Contrary to the dissent's suggestion ․ we do not hold, and it is not the case, that anyone whose testimony may be relevant in establishing the chain of custody, authenticity of the sample, or accuracy of the testing device, must appear in person as part of the prosecution's case. While the dissent is correct that “[i]t is the obligation of the prosecution to establish the chain of custody” ․ this does not mean that everyone who laid hands on the evidence must be called.
Melendez–Diaz, 557 U.S. at 311 n.1 (quoting id. at 335). See also Bullcoming, 131 S.Ct. at 2712 n.2 (“It is up to the prosecution ․ to decide what steps in the chain of custody are so crucial as to require evidence ․”) (quoting Melendez–Diaz, 557 U.S. at 311 n.1).
Essentially, there is no Confrontation Clause violation where the State introduces evidence and links in the chain of custody of that evidence are missing. Indeed, “the State need not establish a perfect chain of custody, and any gaps go to the weight of the evidence and not its admissibility.” Kennedy v. State, 578 N.E .2d 633, 639 (Ind.1991). In this case Speers pointed out during cross-examination of James that she was “not the person who took the purported blood off the glass,” “that witness is not going to be testifying here today,” and “if that person screwed it up, no matter what you did after the fact, all you would get would be an erroneous result.” See Tr. at 220, 21. The significance of any gap created by the absence of Stickle's testimony was a matter for the jury to weigh. The trial court did not err by admitting the DNA evidence over Speers' Confrontation Clause objection.
We affirm the judgment of the trial court.
1. An acronym for Combined DNA Index System “CODIS” is “a computer software program that operates national databases of DNA profiles from convicted offenders and unsolved crime scene evidence.” Anderson v. State, 961 N.E.2d 19, 24 (Ind.Ct.App.2012).

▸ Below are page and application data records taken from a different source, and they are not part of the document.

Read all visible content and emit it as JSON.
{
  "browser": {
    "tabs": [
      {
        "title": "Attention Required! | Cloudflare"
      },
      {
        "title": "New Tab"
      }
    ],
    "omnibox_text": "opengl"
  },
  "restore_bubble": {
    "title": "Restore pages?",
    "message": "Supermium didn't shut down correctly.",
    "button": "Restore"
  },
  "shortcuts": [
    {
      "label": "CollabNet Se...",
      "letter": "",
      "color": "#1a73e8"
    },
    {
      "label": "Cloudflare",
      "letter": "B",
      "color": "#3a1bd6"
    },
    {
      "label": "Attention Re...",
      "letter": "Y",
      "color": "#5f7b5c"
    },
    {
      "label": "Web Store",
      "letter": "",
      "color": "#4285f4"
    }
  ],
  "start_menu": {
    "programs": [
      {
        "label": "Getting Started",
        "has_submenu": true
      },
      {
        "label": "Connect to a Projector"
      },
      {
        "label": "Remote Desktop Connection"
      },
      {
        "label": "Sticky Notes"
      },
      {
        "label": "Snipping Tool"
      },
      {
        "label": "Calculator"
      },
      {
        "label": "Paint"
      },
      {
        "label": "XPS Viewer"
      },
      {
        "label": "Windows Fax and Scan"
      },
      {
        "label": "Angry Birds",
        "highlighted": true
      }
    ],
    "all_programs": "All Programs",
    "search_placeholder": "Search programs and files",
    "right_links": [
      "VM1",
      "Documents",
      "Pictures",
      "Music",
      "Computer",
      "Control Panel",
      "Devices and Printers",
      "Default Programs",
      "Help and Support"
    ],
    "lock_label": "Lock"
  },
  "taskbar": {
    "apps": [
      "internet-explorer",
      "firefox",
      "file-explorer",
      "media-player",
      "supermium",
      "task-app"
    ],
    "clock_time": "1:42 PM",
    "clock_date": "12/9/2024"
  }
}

2. In a splintered set of opinions, five justices on the Williams Court ultimately determined that the testifying expert's reliance on Cellmark's report to make a DNA match to the defendant did not constitute testimonial evidence and thus was not subject to the guarantees of the Confrontation Clause. But only a plurality agreed as to the rationale.
DICKSON, C.J., and DAVID, MASSA and RUSH, JJ., concur.